Data items —
—————

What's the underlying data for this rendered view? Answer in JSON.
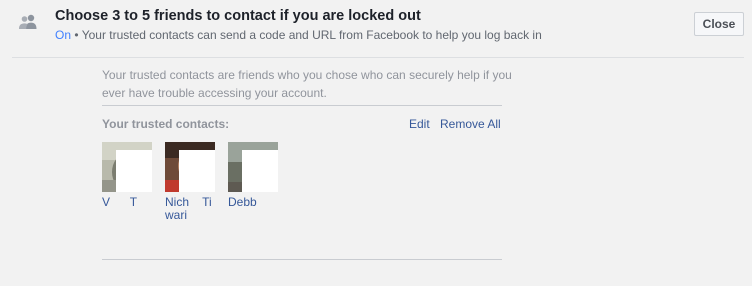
{
  "header": {
    "title": "Choose 3 to 5 friends to contact if you are locked out",
    "status": "On",
    "separator": "•",
    "description": "Your trusted contacts can send a code and URL from Facebook to help you log back in",
    "close_label": "Close",
    "icon": "people-icon"
  },
  "section": {
    "intro": "Your trusted contacts are friends who you chose who can securely help if you ever have trouble accessing your account.",
    "contacts_label": "Your trusted contacts:",
    "edit_label": "Edit",
    "remove_all_label": "Remove All"
  },
  "contacts": [
    {
      "name": "V      T"
    },
    {
      "name": "Nich    Tiwari"
    },
    {
      "name": "Debb"
    }
  ],
  "colors": {
    "link": "#365899",
    "status_on": "#4080ff",
    "background": "#f2f2f2"
  }
}
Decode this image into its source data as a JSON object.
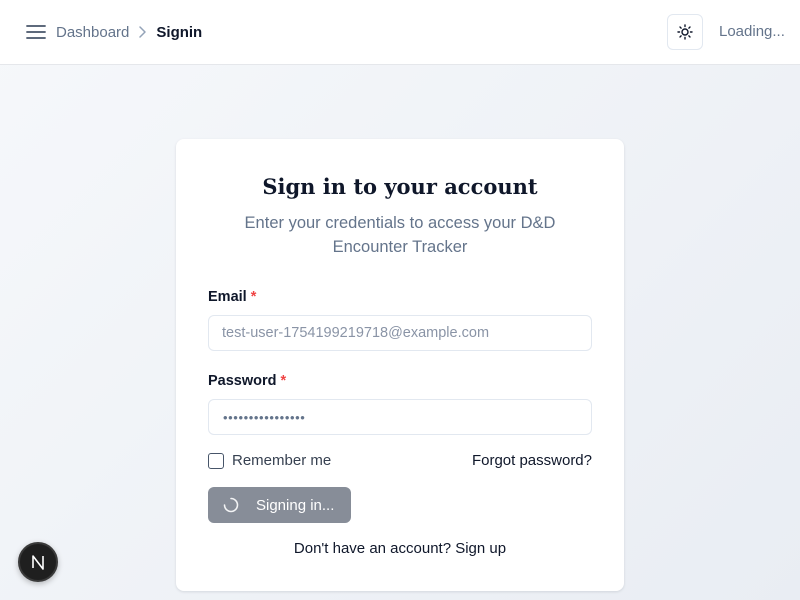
{
  "header": {
    "breadcrumb": {
      "parent": "Dashboard",
      "current": "Signin"
    },
    "user_status": "Loading..."
  },
  "card": {
    "title": "Sign in to your account",
    "subtitle": "Enter your credentials to access your D&D Encounter Tracker",
    "email": {
      "label": "Email",
      "required_mark": "*",
      "placeholder": "test-user-1754199219718@example.com"
    },
    "password": {
      "label": "Password",
      "required_mark": "*",
      "masked_value": "••••••••••••••••"
    },
    "remember_label": "Remember me",
    "remember_checked": false,
    "forgot_label": "Forgot password?",
    "submit_label": "Signing in...",
    "signup_text": "Don't have an account? Sign up"
  },
  "badge": {
    "letter": "N"
  },
  "colors": {
    "button_disabled": "#878d98",
    "required": "#ef4444",
    "muted_text": "#64748b"
  },
  "icons": {
    "menu": "menu-icon",
    "theme": "sun-icon",
    "spinner": "spinner-icon",
    "separator": "chevron-right-icon"
  }
}
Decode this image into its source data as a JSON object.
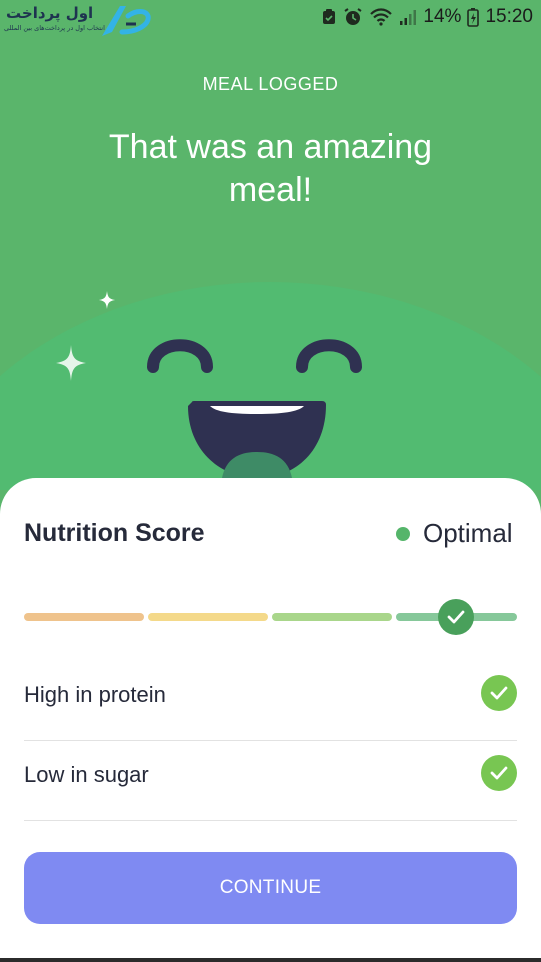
{
  "status_bar": {
    "logo_title": "اول پرداخت",
    "logo_subtitle": "انتخاب اول در پرداخت‌های بین المللی",
    "battery_percent": "14%",
    "time": "15:20"
  },
  "header": {
    "eyebrow": "MEAL LOGGED",
    "headline": "That was an amazing meal!"
  },
  "nutrition": {
    "title": "Nutrition Score",
    "status_label": "Optimal",
    "status_color": "#55b56a",
    "score_segments": [
      "#efc38c",
      "#f4d98a",
      "#a9d68b",
      "#86c89a"
    ],
    "score_level": 4,
    "score_max": 4
  },
  "highlights": [
    {
      "label": "High in protein"
    },
    {
      "label": "Low in sugar"
    }
  ],
  "actions": {
    "continue_label": "CONTINUE"
  },
  "colors": {
    "background": "#5ab56b",
    "mascot": "#52bb71",
    "button": "#7f8af2",
    "check": "#78c652"
  }
}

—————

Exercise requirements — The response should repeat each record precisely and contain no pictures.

Exercise solution —
What's the underlying data for this rendered view? Answer in JSON.
{
  "header": {
    "title": "Choose 3 to 5 friends to contact if you are locked out",
    "status": "On",
    "separator": "•",
    "description": "Your trusted contacts can send a code and URL from Facebook to help you log back in",
    "close_label": "Close",
    "icon": "people-icon"
  },
  "section": {
    "intro": "Your trusted contacts are friends who you chose who can securely help if you ever have trouble accessing your account.",
    "contacts_label": "Your trusted contacts:",
    "edit_label": "Edit",
    "remove_all_label": "Remove All"
  },
  "contacts": [
    {
      "name": "V      T"
    },
    {
      "name": "Nich    Tiwari"
    },
    {
      "name": "Debb"
    }
  ],
  "colors": {
    "link": "#365899",
    "status_on": "#4080ff",
    "background": "#f2f2f2"
  }
}
Decode this image into its source data as a JSON object.
{
  "header": {
    "breadcrumb": {
      "parent": "Dashboard",
      "current": "Signin"
    },
    "user_status": "Loading..."
  },
  "card": {
    "title": "Sign in to your account",
    "subtitle": "Enter your credentials to access your D&D Encounter Tracker",
    "email": {
      "label": "Email",
      "required_mark": "*",
      "placeholder": "test-user-1754199219718@example.com"
    },
    "password": {
      "label": "Password",
      "required_mark": "*",
      "masked_value": "••••••••••••••••"
    },
    "remember_label": "Remember me",
    "remember_checked": false,
    "forgot_label": "Forgot password?",
    "submit_label": "Signing in...",
    "signup_text": "Don't have an account? Sign up"
  },
  "badge": {
    "letter": "N"
  },
  "colors": {
    "button_disabled": "#878d98",
    "required": "#ef4444",
    "muted_text": "#64748b"
  },
  "icons": {
    "menu": "menu-icon",
    "theme": "sun-icon",
    "spinner": "spinner-icon",
    "separator": "chevron-right-icon"
  }
}
Decode this image into its source data as a JSON object.
{
  "status_bar": {
    "logo_title": "اول پرداخت",
    "logo_subtitle": "انتخاب اول در پرداخت‌های بین المللی",
    "battery_percent": "14%",
    "time": "15:20"
  },
  "header": {
    "eyebrow": "MEAL LOGGED",
    "headline": "That was an amazing meal!"
  },
  "nutrition": {
    "title": "Nutrition Score",
    "status_label": "Optimal",
    "status_color": "#55b56a",
    "score_segments": [
      "#efc38c",
      "#f4d98a",
      "#a9d68b",
      "#86c89a"
    ],
    "score_level": 4,
    "score_max": 4
  },
  "highlights": [
    {
      "label": "High in protein"
    },
    {
      "label": "Low in sugar"
    }
  ],
  "actions": {
    "continue_label": "CONTINUE"
  },
  "colors": {
    "background": "#5ab56b",
    "mascot": "#52bb71",
    "button": "#7f8af2",
    "check": "#78c652"
  }
}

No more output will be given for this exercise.